▶ _Action item_
Extract the data exactly, missing nothing.

▶ _Input data_
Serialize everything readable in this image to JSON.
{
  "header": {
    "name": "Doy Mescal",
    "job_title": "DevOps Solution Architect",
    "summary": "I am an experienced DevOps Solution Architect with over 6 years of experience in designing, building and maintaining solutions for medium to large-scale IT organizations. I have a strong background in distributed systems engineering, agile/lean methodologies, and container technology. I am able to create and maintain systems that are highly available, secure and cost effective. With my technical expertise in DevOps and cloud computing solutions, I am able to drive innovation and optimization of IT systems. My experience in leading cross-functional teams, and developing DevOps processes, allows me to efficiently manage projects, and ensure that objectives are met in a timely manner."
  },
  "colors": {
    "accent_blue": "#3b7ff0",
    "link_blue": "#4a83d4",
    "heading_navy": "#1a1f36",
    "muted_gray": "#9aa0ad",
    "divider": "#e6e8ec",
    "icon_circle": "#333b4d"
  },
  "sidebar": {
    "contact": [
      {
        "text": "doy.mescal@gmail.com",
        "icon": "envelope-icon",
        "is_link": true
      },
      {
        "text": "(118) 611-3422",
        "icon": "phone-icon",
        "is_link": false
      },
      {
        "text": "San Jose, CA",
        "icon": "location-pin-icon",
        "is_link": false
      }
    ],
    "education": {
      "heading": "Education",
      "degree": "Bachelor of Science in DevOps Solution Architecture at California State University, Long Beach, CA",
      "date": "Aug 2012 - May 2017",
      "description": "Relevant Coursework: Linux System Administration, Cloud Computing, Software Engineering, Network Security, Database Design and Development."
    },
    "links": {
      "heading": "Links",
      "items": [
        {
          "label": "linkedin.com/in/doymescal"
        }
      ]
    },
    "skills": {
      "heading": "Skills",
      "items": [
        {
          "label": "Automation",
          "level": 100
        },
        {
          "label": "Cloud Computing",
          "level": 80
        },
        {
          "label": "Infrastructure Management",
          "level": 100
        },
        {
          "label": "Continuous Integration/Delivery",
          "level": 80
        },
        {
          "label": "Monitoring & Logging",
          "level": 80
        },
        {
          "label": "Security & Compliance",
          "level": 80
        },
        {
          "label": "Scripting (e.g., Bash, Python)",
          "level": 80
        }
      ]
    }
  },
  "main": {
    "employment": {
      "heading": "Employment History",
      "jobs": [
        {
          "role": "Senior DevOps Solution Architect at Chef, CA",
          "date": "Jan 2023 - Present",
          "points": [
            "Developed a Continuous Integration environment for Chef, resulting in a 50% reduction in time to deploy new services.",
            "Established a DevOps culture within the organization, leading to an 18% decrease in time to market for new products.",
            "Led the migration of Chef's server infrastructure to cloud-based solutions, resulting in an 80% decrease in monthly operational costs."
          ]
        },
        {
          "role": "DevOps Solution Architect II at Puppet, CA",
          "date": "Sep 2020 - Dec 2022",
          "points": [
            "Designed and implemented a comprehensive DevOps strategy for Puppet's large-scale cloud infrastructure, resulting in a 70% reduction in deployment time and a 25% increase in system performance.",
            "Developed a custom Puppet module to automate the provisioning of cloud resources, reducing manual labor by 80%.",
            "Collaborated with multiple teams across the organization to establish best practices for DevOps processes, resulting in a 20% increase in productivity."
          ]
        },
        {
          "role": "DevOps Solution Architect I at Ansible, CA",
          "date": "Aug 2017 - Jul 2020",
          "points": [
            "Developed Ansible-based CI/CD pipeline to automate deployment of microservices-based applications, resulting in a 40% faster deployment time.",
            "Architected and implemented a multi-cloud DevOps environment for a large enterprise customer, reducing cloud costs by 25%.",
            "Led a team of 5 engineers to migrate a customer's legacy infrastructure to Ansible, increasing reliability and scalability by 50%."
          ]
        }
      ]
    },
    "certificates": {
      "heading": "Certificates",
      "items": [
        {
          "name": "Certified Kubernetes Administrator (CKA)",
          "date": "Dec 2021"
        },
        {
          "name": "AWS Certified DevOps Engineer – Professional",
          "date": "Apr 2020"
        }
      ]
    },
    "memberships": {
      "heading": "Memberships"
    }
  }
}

▶ _Your solution_
Serialize everything readable in this image to JSON.
{
  "header": {
    "name": "Doy Mescal",
    "job_title": "DevOps Solution Architect",
    "summary": "I am an experienced DevOps Solution Architect with over 6 years of experience in designing, building and maintaining solutions for medium to large-scale IT organizations. I have a strong background in distributed systems engineering, agile/lean methodologies, and container technology. I am able to create and maintain systems that are highly available, secure and cost effective. With my technical expertise in DevOps and cloud computing solutions, I am able to drive innovation and optimization of IT systems. My experience in leading cross-functional teams, and developing DevOps processes, allows me to efficiently manage projects, and ensure that objectives are met in a timely manner."
  },
  "colors": {
    "accent_blue": "#3b7ff0",
    "link_blue": "#4a83d4",
    "heading_navy": "#1a1f36",
    "muted_gray": "#9aa0ad",
    "divider": "#e6e8ec",
    "icon_circle": "#333b4d"
  },
  "sidebar": {
    "contact": [
      {
        "text": "doy.mescal@gmail.com",
        "icon": "envelope-icon",
        "is_link": true
      },
      {
        "text": "(118) 611-3422",
        "icon": "phone-icon",
        "is_link": false
      },
      {
        "text": "San Jose, CA",
        "icon": "location-pin-icon",
        "is_link": false
      }
    ],
    "education": {
      "heading": "Education",
      "degree": "Bachelor of Science in DevOps Solution Architecture at California State University, Long Beach, CA",
      "date": "Aug 2012 - May 2017",
      "description": "Relevant Coursework: Linux System Administration, Cloud Computing, Software Engineering, Network Security, Database Design and Development."
    },
    "links": {
      "heading": "Links",
      "items": [
        {
          "label": "linkedin.com/in/doymescal"
        }
      ]
    },
    "skills": {
      "heading": "Skills",
      "items": [
        {
          "label": "Automation",
          "level": 100
        },
        {
          "label": "Cloud Computing",
          "level": 80
        },
        {
          "label": "Infrastructure Management",
          "level": 100
        },
        {
          "label": "Continuous Integration/Delivery",
          "level": 80
        },
        {
          "label": "Monitoring & Logging",
          "level": 80
        },
        {
          "label": "Security & Compliance",
          "level": 80
        },
        {
          "label": "Scripting (e.g., Bash, Python)",
          "level": 80
        }
      ]
    }
  },
  "main": {
    "employment": {
      "heading": "Employment History",
      "jobs": [
        {
          "role": "Senior DevOps Solution Architect at Chef, CA",
          "date": "Jan 2023 - Present",
          "points": [
            "Developed a Continuous Integration environment for Chef, resulting in a 50% reduction in time to deploy new services.",
            "Established a DevOps culture within the organization, leading to an 18% decrease in time to market for new products.",
            "Led the migration of Chef's server infrastructure to cloud-based solutions, resulting in an 80% decrease in monthly operational costs."
          ]
        },
        {
          "role": "DevOps Solution Architect II at Puppet, CA",
          "date": "Sep 2020 - Dec 2022",
          "points": [
            "Designed and implemented a comprehensive DevOps strategy for Puppet's large-scale cloud infrastructure, resulting in a 70% reduction in deployment time and a 25% increase in system performance.",
            "Developed a custom Puppet module to automate the provisioning of cloud resources, reducing manual labor by 80%.",
            "Collaborated with multiple teams across the organization to establish best practices for DevOps processes, resulting in a 20% increase in productivity."
          ]
        },
        {
          "role": "DevOps Solution Architect I at Ansible, CA",
          "date": "Aug 2017 - Jul 2020",
          "points": [
            "Developed Ansible-based CI/CD pipeline to automate deployment of microservices-based applications, resulting in a 40% faster deployment time.",
            "Architected and implemented a multi-cloud DevOps environment for a large enterprise customer, reducing cloud costs by 25%.",
            "Led a team of 5 engineers to migrate a customer's legacy infrastructure to Ansible, increasing reliability and scalability by 50%."
          ]
        }
      ]
    },
    "certificates": {
      "heading": "Certificates",
      "items": [
        {
          "name": "Certified Kubernetes Administrator (CKA)",
          "date": "Dec 2021"
        },
        {
          "name": "AWS Certified DevOps Engineer – Professional",
          "date": "Apr 2020"
        }
      ]
    },
    "memberships": {
      "heading": "Memberships"
    }
  }
}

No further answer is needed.